Stored items:

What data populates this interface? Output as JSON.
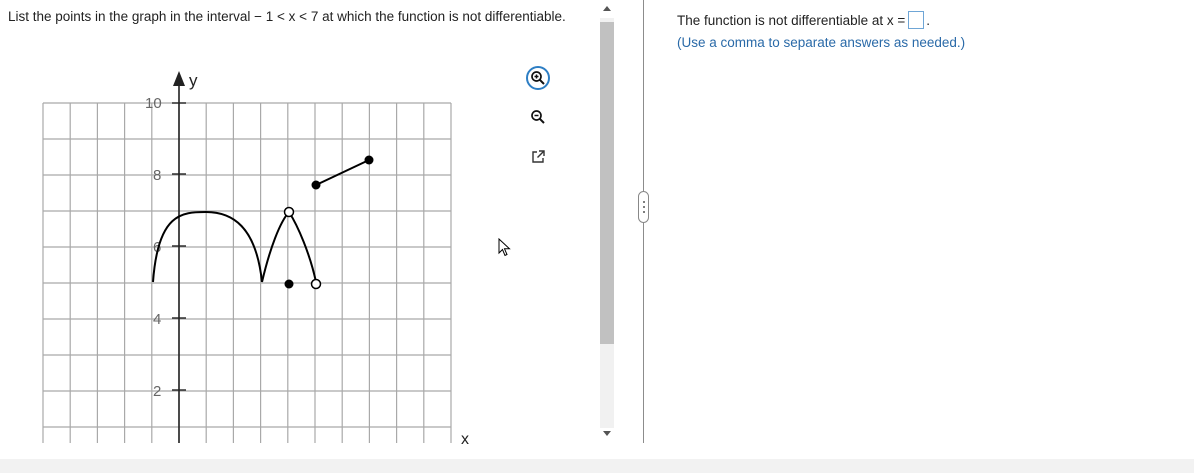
{
  "question": {
    "text_before": "List the points in the graph in the interval ",
    "interval": "− 1 < x < 7",
    "text_after": " at which the function is not differentiable."
  },
  "graph": {
    "x_axis_label": "x",
    "y_axis_label": "y",
    "y_tick_labels": [
      "10",
      "8",
      "6",
      "4",
      "2"
    ],
    "colors": {
      "grid": "#a9a9a9",
      "axis": "#222222",
      "curve": "#000000"
    }
  },
  "toolbar": {
    "zoom_in_icon": "zoom-in-icon",
    "zoom_out_icon": "zoom-out-icon",
    "popout_icon": "external-link-icon",
    "accent_color": "#2d7ec4"
  },
  "answer": {
    "prompt": "The function is not differentiable at x =",
    "value": "",
    "period": ".",
    "hint": "(Use a comma to separate answers as needed.)"
  }
}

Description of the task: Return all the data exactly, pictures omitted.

Task response:
What data populates this interface? Output as JSON.
{
  "question": {
    "text_before": "List the points in the graph in the interval ",
    "interval": "− 1 < x < 7",
    "text_after": " at which the function is not differentiable."
  },
  "graph": {
    "x_axis_label": "x",
    "y_axis_label": "y",
    "y_tick_labels": [
      "10",
      "8",
      "6",
      "4",
      "2"
    ],
    "colors": {
      "grid": "#a9a9a9",
      "axis": "#222222",
      "curve": "#000000"
    }
  },
  "toolbar": {
    "zoom_in_icon": "zoom-in-icon",
    "zoom_out_icon": "zoom-out-icon",
    "popout_icon": "external-link-icon",
    "accent_color": "#2d7ec4"
  },
  "answer": {
    "prompt": "The function is not differentiable at x =",
    "value": "",
    "period": ".",
    "hint": "(Use a comma to separate answers as needed.)"
  }
}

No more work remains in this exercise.